I remember looking out the window and across US Route 40 at the tiny state police barracks based in an old farm house. The barracks had a semicircular driveway and each end was blocked by patrol cars, behind which stood troopers holding shotguns and rifles.
I thought that no force on earth could make me cross that road.
North East is a tiny town between the small towns of Elkton and Perryville, themselves in the I-95 corridor between Philadelphia and Baltimore.
At the time, though, an attack there seemed reasonable. Any horrible event seemed possible.
That was the start of my interest in disaster mental health.
In the weeks that followed, I repeatedly offered my counseling skills to disaster relief agencies but I did not have the necessary credentials.
When Hurricane Katrina hit the Gulf Coast in 2005, I had the credentials and some training and I was as ready as anyone could be. In fact, eight years ago right now, I was there, in Mobile, Alabama.
I served in the end of the first wave of volunteers, 9/8-22/05. Many of my supervisors on Katrina were veterans of the 9/11 response. The terrorist attacks that happened twelve years ago today produced some really good leaders for the response to Hurricane Katrina.
Now, as a school psychologist, I have a great interest in school shootings, and here’s where I marvel at something else from 9/11.
On the morning of 9/11/01, the standard reply to an armed take-over of an aircraft was for the crew and passengers to sit passively and cooperate fully. The plane would eventually land and then either the persons on it – hostages – would be released by the hijackers, or commandos would raid the plane and kill all of the hijackers and probably a few passengers.
Either way, the set response was to sit down, shut up, do as you’re told, wait for something beyond your control.

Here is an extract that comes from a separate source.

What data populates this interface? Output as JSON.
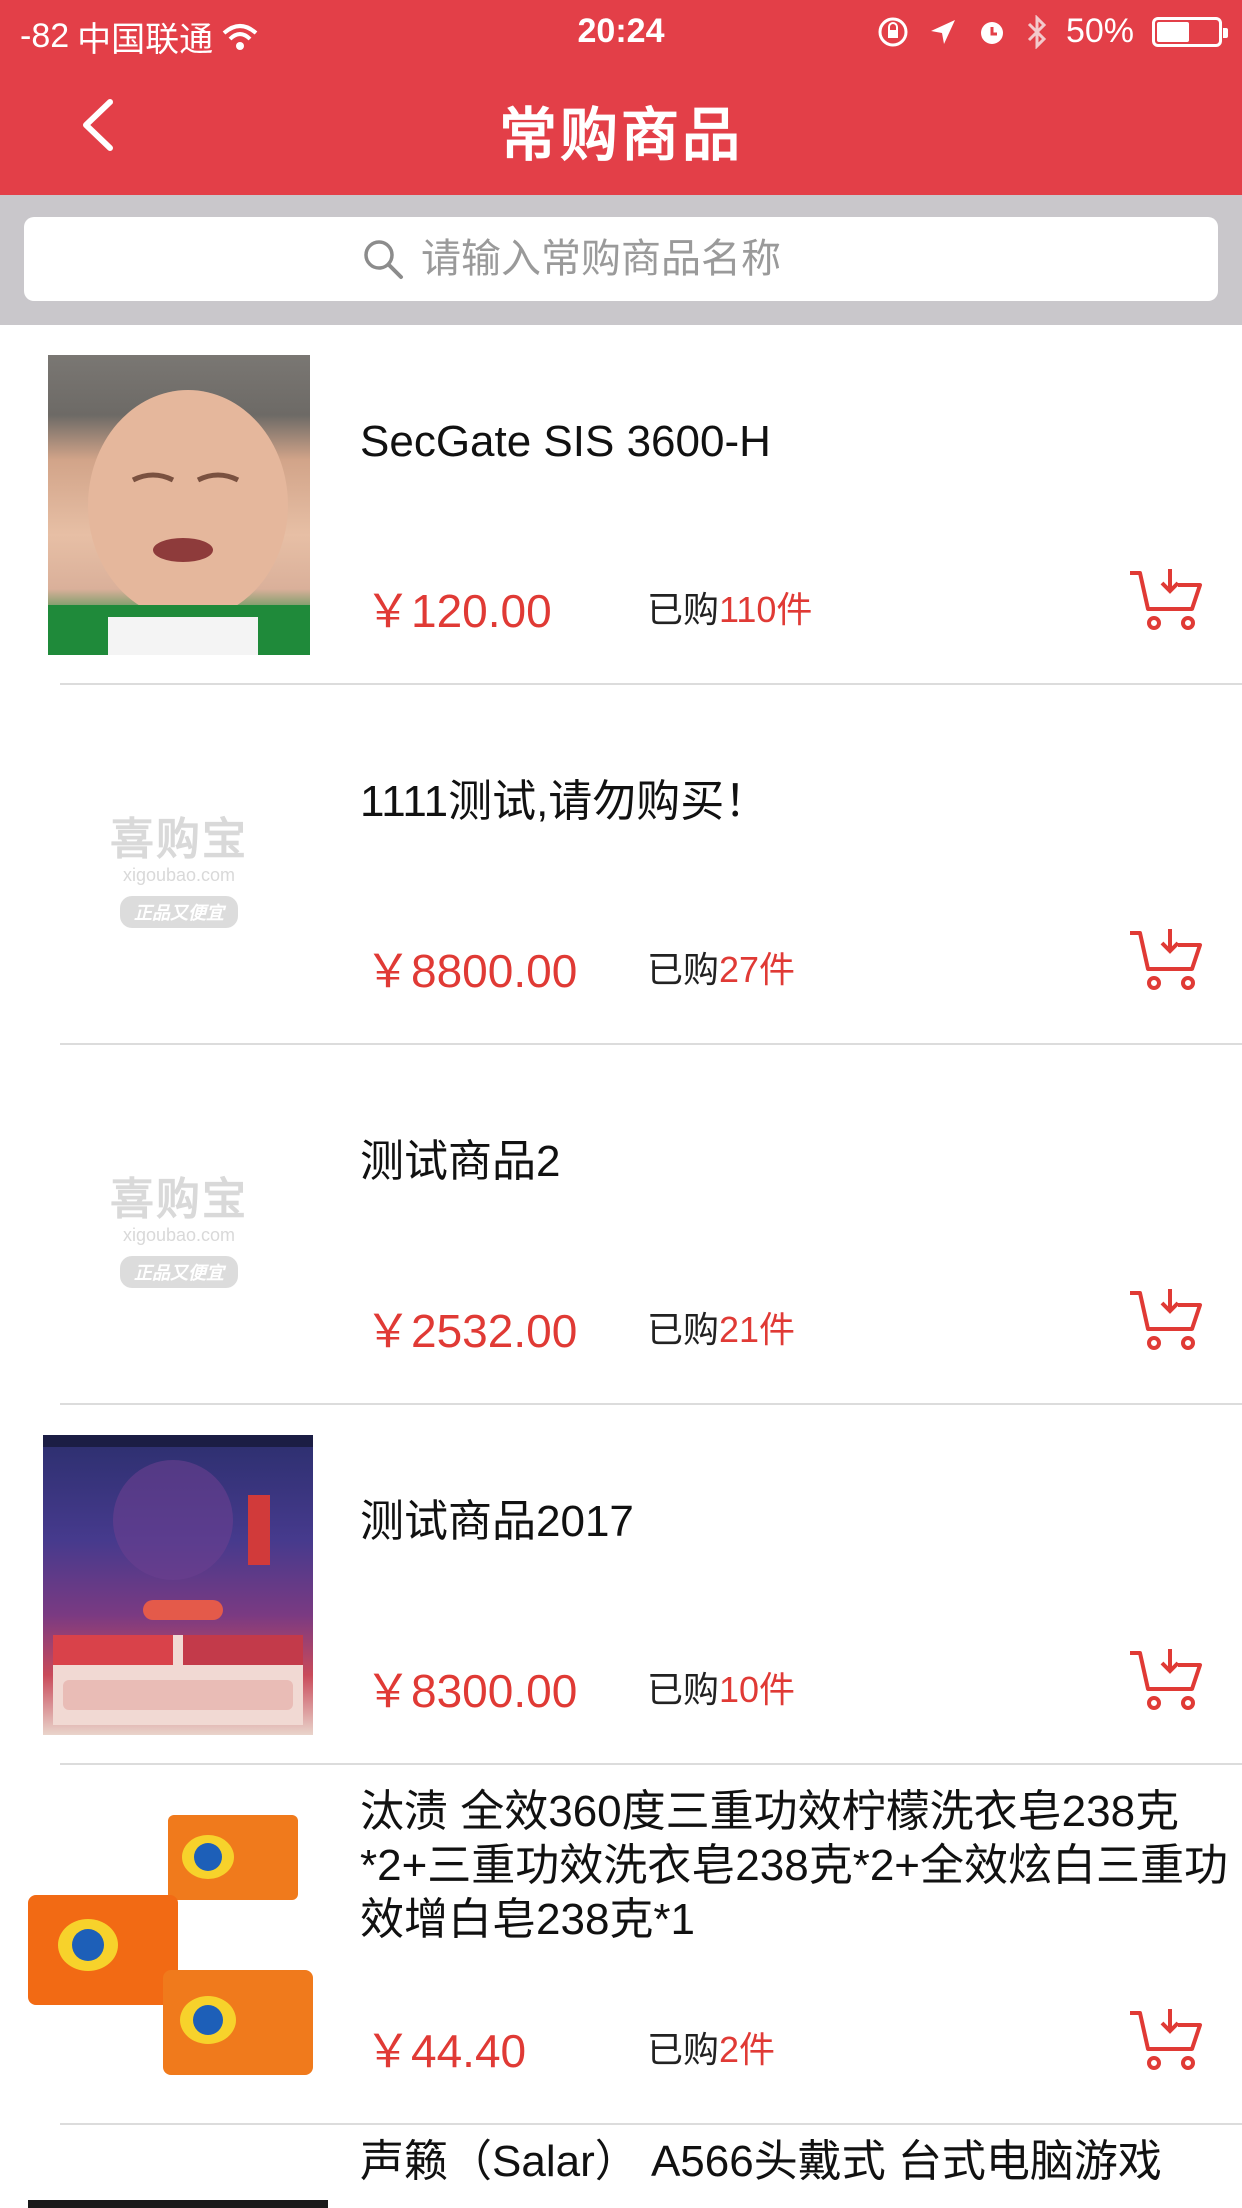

By the time of the take-over of Flight 93 over Pennsylvania, though, the passengers were in touch with friends on the ground who knew what had happened in New York City and Washington.
The term “paradigm shift” has become a cliché, but that’s what happened on Flight 93. We’ll never know the details, but we know that the passengers, armed with information and whatever weapons and plans they could improvise, without “training” from “experts,” fought back and probably saved the U. S. Capitol.

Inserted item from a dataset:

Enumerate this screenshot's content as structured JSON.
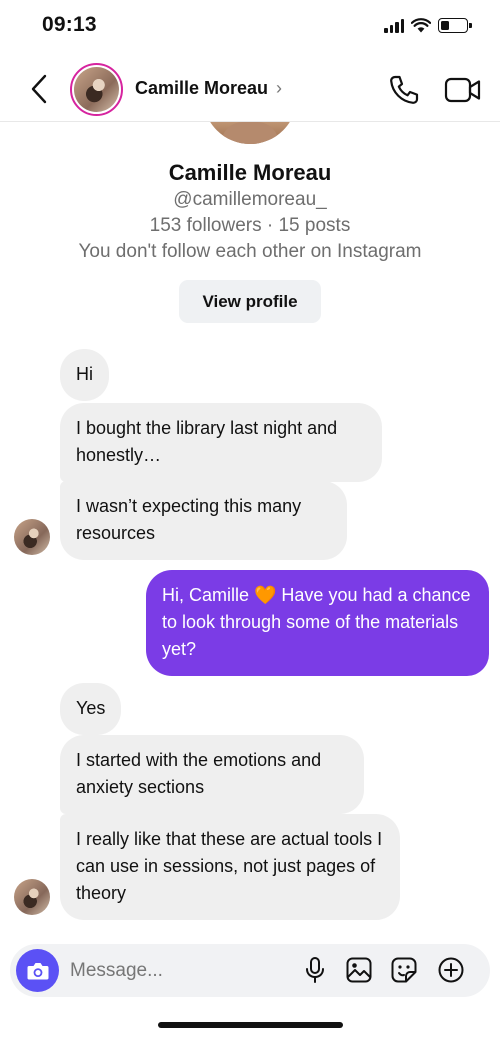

The rules had changed. The good people of Flight 93 adapted on the spot, changed their own rules, improvised a response.
The shootings at Columbine High School in Colorado happened in 1999. Most schools are still using a traditional “lockdown” model that amounts to “sit down, shut up, do as you’re told, wait for something beyond your control” today, just like in 1999.
I’ve been trained in and am working from a different model, one that still includes lockdown when necessary but includes active resistance – diversion, distraction, delay – during a lockdown. It’s also based on informing the students and faculty and promoting independent decisions.

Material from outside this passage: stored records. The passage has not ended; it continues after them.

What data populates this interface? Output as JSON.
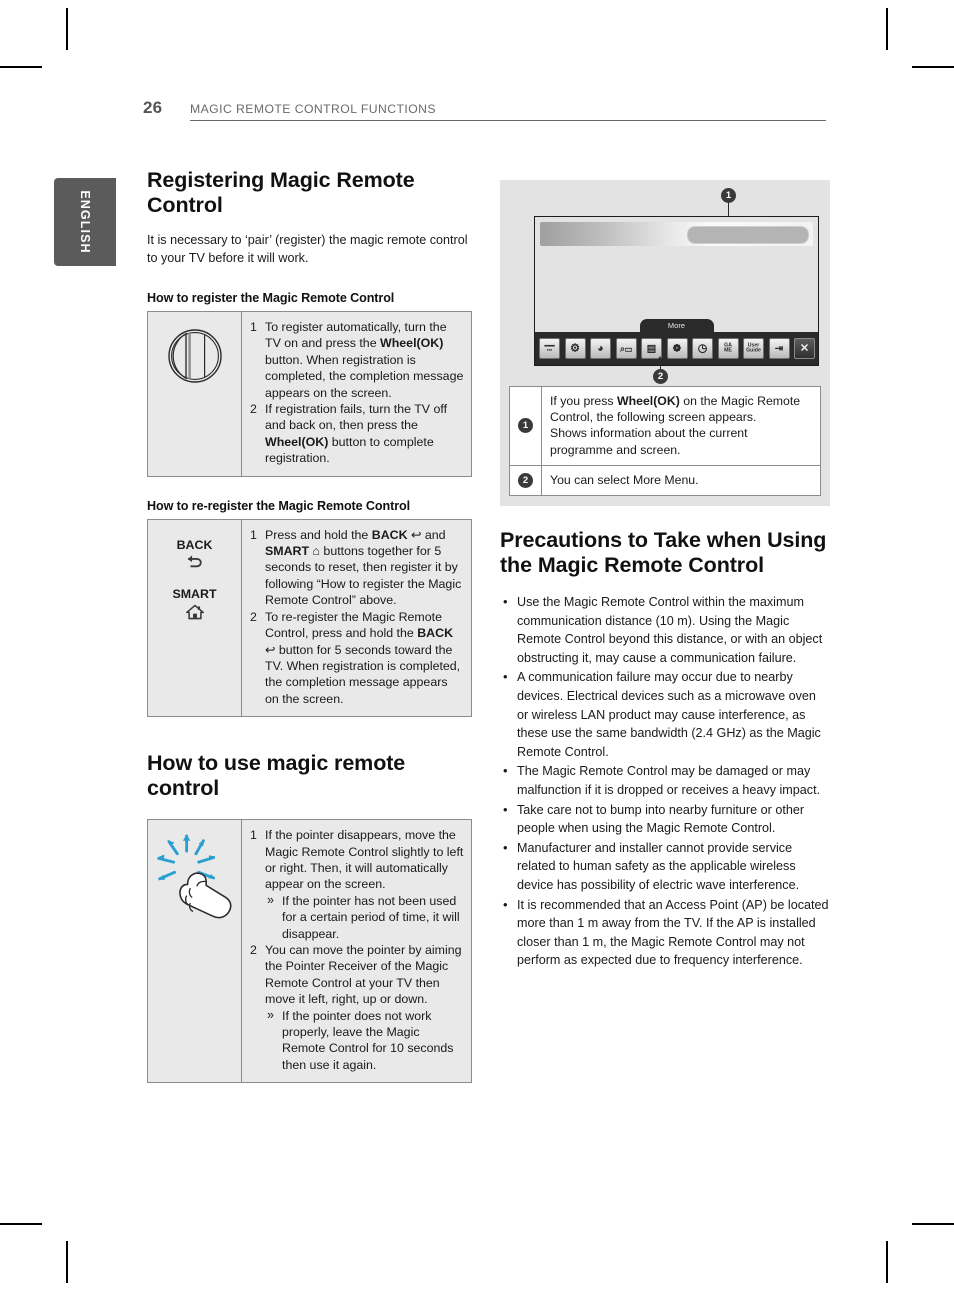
{
  "page": {
    "number": "26",
    "chapter": "MAGIC REMOTE CONTROL FUNCTIONS",
    "language_tab": "ENGLISH"
  },
  "left_column": {
    "section_title": "Registering Magic Remote Control",
    "intro": "It is necessary to ‘pair’ (register) the magic remote control to your TV before it will work.",
    "register": {
      "heading": "How to register the Magic Remote Control",
      "icon_name": "wheel-ok-icon",
      "steps": [
        {
          "num": "1",
          "parts": [
            {
              "t": "To register automatically, turn the TV on and press the ",
              "b": false
            },
            {
              "t": "Wheel(OK)",
              "b": true
            },
            {
              "t": " button. When registration is completed, the completion message appears on the screen.",
              "b": false
            }
          ]
        },
        {
          "num": "2",
          "parts": [
            {
              "t": "If registration fails, turn the TV off and back on, then press the ",
              "b": false
            },
            {
              "t": "Wheel(OK)",
              "b": true
            },
            {
              "t": " button to complete registration.",
              "b": false
            }
          ]
        }
      ]
    },
    "reregister": {
      "heading": "How to re-register the Magic Remote Control",
      "button_back_label": "BACK",
      "button_smart_label": "SMART",
      "steps": [
        {
          "num": "1",
          "parts": [
            {
              "t": "Press and hold the ",
              "b": false
            },
            {
              "t": "BACK",
              "b": true
            },
            {
              "t": " ↩ and ",
              "b": false
            },
            {
              "t": "SMART",
              "b": true
            },
            {
              "t": " ⌂ buttons together for 5 seconds to reset, then register it by following “How to register the Magic Remote Control” above.",
              "b": false
            }
          ]
        },
        {
          "num": "2",
          "parts": [
            {
              "t": "To re-register the Magic Remote Control, press and hold the ",
              "b": false
            },
            {
              "t": "BACK",
              "b": true
            },
            {
              "t": " ↩ button for 5 seconds toward the TV. When registration is completed, the completion message appears on the screen.",
              "b": false
            }
          ]
        }
      ]
    },
    "usage": {
      "section_title": "How to use magic remote control",
      "icon_name": "pointing-hand-icon",
      "steps": [
        {
          "num": "1",
          "text": "If the pointer disappears, move the Magic Remote Control slightly to left or right. Then, it will automatically appear on the screen.",
          "sub": [
            {
              "marker": "»",
              "text": "If the pointer has not been used for a certain period of time, it will disappear."
            }
          ]
        },
        {
          "num": "2",
          "text": "You can move the pointer by aiming the Pointer Receiver of the Magic Remote Control at your TV then move it left, right, up or down.",
          "sub": [
            {
              "marker": "»",
              "text": "If the pointer does not work properly, leave the Magic Remote Control for 10 seconds then use it again."
            }
          ]
        }
      ]
    }
  },
  "right_column": {
    "figure": {
      "more_tab_label": "More",
      "callout_1": "1",
      "callout_2": "2",
      "dock_icons": [
        {
          "name": "recording-list-icon",
          "glyph": "▭▭"
        },
        {
          "name": "settings-gear-icon",
          "glyph": "⚙"
        },
        {
          "name": "internet-globe-icon",
          "glyph": "◕"
        },
        {
          "name": "search-icon",
          "glyph": "🔍"
        },
        {
          "name": "tv-guide-icon",
          "glyph": "▤"
        },
        {
          "name": "3d-world-icon",
          "glyph": "❁"
        },
        {
          "name": "timer-clock-icon",
          "glyph": "◷"
        },
        {
          "name": "game-icon",
          "glyph": "GAME"
        },
        {
          "name": "user-guide-icon",
          "glyph": "User Guide"
        },
        {
          "name": "input-list-icon",
          "glyph": "⇥"
        },
        {
          "name": "exit-icon",
          "glyph": "✕"
        }
      ]
    },
    "legend": [
      {
        "key": "1",
        "parts": [
          {
            "t": "If you press ",
            "b": false
          },
          {
            "t": "Wheel(OK)",
            "b": true
          },
          {
            "t": " on the Magic Remote Control, the following screen appears.\nShows information about the current programme and screen.",
            "b": false
          }
        ]
      },
      {
        "key": "2",
        "parts": [
          {
            "t": "You can select More Menu.",
            "b": false
          }
        ]
      }
    ],
    "precautions": {
      "section_title": "Precautions to Take when Using the Magic Remote Control",
      "bullet_marker": "•",
      "bullets": [
        "Use the Magic Remote Control within the maximum communication distance (10 m). Using the Magic Remote Control beyond this distance, or with an object obstructing it, may cause a communication failure.",
        "A communication failure may occur due to nearby devices. Electrical devices such as a microwave oven or wireless LAN product may cause interference, as these use the same bandwidth (2.4 GHz) as the Magic Remote Control.",
        "The Magic Remote Control may be damaged or may malfunction if it is dropped or receives a heavy impact.",
        "Take care not to bump into nearby furniture or other people when using the Magic Remote Control.",
        "Manufacturer and installer cannot provide service related to human safety as the applicable wireless device has possibility of electric wave interference.",
        "It is recommended that an Access Point (AP) be located more than 1 m away from the TV. If the AP is installed closer than 1 m, the Magic Remote Control may not perform as expected due to frequency interference."
      ]
    }
  },
  "colors": {
    "panel_grey": "#e3e3e3",
    "table_grey": "#e9e9e9",
    "rule_grey": "#6a6a6a",
    "tab_grey": "#5b5b5b",
    "accent_blue": "#2a9fd0",
    "dock_black": "#2a2a2a"
  }
}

Twelve years ago, the paradigm shifted in the space of hours without help from experts. The events of 9/11/01 suggest that we can learn and do better, as we have.
When the shoe bomber tried to strike in December 2001, the passengers jumped him, subdued him, and stopped him. The underwear bomber in December 2009 was also subdued by passengers.
Many other times in the last twelve years, someone aboard a plane has acted in a way that scared other passengers and suggested an attempt to crash the plane. Every time, those around that passenger reacted strongly and intervened.
This doesn’t guarantee the safety of our aircraft. The bombers in 2001 and 2009 encountered technical problems with their explosives that gave the passengers a chance to act.
However, we’ve decided that we’re not going down quietly, not going to die passively. We may not win, but we will lose fighting.
Twelve years ago today, we figured that out in hours. Schools have taken years but they are catching up. Some students and faculty at Virginia Tech in 2007 barricaded and escaped and survived.
At each new challenge while serving on Hurricane Katrina, I asked myself, “How do I want to handle this?”
It’s a powerful question. It took me out of the realm of old, habitual reaction and put me in touch with the potential and choices of the moment.